While skies remained dry and temperatures soared, farmers nearly completed their intended plantings, according to the USDA NASS, Great Lakes Regional Field Office. Dry conditions persisted across many northern and western counties, with the U.S. Drought Monitor rating 74.1% of the State as abnormally dry. Topsoil moisture conditions were rated 30% very short, 46% short, and 24% adequate. Statewide, the average temperature for the week ending on June 4 was 71.4 degrees, 5.9 degrees above normal. Weather stations recorded an average of 0.04 inches of precipitation, 0.92 inches below average. There were 7.0 days suitable for fieldwork during the week ending June 4.
Fieldwork competed last week included planting row crops, fertilizer application, hay bailing, and transplanting vegetable crops. Concerns about ongoing excessive dryness loomed last week as farmers in northern counties reported signs of drought stress in corn. Some farmers in western counties described soil crusting as posing challenges to crop emergence.

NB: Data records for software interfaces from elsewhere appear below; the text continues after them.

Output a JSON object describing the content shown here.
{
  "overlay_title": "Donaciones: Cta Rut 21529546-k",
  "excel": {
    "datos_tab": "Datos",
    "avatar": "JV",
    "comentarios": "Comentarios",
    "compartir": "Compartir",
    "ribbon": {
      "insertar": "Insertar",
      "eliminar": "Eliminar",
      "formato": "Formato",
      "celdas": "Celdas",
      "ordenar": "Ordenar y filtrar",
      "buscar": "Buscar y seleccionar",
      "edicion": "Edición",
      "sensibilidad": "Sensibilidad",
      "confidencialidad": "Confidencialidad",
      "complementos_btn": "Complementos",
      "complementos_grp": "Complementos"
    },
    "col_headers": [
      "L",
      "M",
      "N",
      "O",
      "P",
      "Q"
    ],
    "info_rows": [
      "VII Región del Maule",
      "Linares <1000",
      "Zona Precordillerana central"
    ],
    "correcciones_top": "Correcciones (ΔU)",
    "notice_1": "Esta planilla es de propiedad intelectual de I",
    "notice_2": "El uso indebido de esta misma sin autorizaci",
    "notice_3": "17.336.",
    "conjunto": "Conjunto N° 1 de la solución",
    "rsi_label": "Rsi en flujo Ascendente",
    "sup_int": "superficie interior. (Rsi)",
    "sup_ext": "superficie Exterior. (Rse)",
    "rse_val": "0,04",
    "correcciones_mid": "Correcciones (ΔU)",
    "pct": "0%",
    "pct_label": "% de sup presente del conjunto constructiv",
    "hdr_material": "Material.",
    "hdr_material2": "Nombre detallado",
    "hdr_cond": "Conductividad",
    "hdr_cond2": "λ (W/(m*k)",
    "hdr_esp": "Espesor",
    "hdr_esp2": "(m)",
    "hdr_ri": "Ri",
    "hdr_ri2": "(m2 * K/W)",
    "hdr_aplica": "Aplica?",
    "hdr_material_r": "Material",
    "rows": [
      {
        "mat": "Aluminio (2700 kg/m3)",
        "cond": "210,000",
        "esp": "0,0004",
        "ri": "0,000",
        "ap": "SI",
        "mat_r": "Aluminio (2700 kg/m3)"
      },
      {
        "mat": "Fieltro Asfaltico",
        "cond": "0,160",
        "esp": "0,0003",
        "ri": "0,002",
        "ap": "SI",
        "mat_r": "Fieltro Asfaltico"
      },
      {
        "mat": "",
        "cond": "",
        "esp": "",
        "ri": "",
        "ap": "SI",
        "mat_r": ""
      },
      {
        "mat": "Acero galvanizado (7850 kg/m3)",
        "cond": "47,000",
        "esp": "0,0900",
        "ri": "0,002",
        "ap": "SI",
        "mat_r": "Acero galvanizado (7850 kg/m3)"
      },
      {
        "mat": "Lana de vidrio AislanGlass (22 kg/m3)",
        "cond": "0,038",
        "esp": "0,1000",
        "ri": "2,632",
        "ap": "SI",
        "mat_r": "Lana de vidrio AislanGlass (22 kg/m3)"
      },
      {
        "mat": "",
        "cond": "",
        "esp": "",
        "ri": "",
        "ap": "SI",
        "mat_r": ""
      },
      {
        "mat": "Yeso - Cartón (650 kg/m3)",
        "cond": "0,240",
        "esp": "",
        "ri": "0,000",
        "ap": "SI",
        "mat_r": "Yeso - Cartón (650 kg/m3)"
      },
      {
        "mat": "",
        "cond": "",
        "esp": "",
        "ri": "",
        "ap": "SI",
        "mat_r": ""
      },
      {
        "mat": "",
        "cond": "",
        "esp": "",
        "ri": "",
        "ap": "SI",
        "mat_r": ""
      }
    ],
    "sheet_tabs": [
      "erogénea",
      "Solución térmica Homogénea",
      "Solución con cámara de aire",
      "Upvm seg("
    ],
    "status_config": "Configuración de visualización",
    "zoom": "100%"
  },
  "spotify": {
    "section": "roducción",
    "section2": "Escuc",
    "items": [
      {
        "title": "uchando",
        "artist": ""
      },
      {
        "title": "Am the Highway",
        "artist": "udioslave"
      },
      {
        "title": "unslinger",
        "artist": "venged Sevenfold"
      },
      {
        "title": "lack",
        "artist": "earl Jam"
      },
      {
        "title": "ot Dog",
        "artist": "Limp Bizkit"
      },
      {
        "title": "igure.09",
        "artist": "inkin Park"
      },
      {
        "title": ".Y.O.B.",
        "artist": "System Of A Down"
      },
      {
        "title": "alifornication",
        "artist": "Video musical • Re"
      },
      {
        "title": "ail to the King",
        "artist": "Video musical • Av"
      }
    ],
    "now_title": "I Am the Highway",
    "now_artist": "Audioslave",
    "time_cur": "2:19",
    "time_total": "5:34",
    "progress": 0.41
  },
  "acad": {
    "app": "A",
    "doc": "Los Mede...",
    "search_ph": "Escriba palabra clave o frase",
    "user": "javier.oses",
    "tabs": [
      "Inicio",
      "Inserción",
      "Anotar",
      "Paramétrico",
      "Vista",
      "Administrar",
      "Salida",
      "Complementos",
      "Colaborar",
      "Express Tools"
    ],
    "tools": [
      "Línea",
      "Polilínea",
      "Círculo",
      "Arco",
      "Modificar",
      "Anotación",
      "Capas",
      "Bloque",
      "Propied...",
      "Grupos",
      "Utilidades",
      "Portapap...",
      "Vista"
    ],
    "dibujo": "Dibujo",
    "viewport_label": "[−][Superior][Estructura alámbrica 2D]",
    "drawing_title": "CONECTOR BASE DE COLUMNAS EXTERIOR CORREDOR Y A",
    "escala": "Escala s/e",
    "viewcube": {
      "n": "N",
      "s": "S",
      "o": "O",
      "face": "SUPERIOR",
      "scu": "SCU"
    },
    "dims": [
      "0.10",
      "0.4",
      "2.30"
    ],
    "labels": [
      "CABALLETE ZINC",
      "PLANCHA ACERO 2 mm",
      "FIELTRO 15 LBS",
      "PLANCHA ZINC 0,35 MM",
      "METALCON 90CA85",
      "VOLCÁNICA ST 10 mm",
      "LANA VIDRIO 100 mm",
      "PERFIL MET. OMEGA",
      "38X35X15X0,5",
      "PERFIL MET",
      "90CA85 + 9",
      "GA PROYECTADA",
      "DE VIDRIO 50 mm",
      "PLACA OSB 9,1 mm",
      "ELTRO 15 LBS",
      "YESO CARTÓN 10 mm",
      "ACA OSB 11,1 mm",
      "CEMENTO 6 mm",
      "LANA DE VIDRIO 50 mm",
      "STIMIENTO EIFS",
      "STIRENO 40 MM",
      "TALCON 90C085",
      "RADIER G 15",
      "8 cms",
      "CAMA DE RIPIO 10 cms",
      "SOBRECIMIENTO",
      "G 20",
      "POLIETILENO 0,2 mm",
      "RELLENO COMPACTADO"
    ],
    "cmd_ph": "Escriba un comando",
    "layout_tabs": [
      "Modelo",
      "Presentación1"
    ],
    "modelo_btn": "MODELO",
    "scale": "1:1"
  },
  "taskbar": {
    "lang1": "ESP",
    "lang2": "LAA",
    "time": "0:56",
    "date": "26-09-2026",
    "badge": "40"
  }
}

Corn and soybean planting reached 95 and 94% planted, respectively. Emergence reached 80% for corn and 74% for soybeans. Corn condition was rated 64% good to excellent while soybean condition was rated 65% good to excellent. Winter wheat was 89% headed and 1% mature. Winter Wheat crop condition was rated 64% good to excellent, down from the previous week. Oat progress advanced to 92% planted, 83% emerged, and 22% headed. Crop condition for oats was rated 69% good to excellent, down from the previous week. First cuttings of alfalfa and other dry hay were 83% and 78% completed, respectively. Pasture and range condition was rated 64% good to excellent.
For more from this week’s report, click here.